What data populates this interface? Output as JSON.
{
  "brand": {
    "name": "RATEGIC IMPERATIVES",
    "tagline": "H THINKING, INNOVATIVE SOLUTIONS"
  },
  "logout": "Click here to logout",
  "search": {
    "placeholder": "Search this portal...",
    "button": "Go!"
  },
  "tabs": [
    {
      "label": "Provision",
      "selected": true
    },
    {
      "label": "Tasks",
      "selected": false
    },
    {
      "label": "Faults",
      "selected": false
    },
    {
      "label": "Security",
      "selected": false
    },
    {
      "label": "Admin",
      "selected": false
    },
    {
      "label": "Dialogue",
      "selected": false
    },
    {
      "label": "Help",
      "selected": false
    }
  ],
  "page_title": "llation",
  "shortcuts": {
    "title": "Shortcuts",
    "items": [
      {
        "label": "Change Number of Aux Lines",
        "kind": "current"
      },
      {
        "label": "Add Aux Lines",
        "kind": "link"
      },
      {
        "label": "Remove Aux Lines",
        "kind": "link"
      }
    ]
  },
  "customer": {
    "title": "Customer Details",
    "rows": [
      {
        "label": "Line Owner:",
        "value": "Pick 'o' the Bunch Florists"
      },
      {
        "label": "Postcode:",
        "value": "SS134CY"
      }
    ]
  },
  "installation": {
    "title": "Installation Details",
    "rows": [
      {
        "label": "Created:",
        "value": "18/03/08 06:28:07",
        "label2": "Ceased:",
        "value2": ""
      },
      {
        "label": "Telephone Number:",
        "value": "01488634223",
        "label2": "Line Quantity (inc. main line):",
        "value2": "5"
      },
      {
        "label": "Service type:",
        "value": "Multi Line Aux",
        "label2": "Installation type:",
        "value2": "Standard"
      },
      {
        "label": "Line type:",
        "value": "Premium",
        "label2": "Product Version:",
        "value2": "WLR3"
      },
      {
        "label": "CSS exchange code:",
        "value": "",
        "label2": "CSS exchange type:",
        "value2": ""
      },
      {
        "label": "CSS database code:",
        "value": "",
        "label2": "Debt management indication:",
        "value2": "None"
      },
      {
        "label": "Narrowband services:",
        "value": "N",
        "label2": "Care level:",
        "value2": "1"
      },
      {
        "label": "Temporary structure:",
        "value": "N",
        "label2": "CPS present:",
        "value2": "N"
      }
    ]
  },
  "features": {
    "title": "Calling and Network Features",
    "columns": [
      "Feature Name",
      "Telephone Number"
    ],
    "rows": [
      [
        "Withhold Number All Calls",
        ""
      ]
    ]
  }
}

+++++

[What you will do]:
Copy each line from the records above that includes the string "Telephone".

[Expected output]:
        "label": "Telephone Number:",
      "Telephone Number"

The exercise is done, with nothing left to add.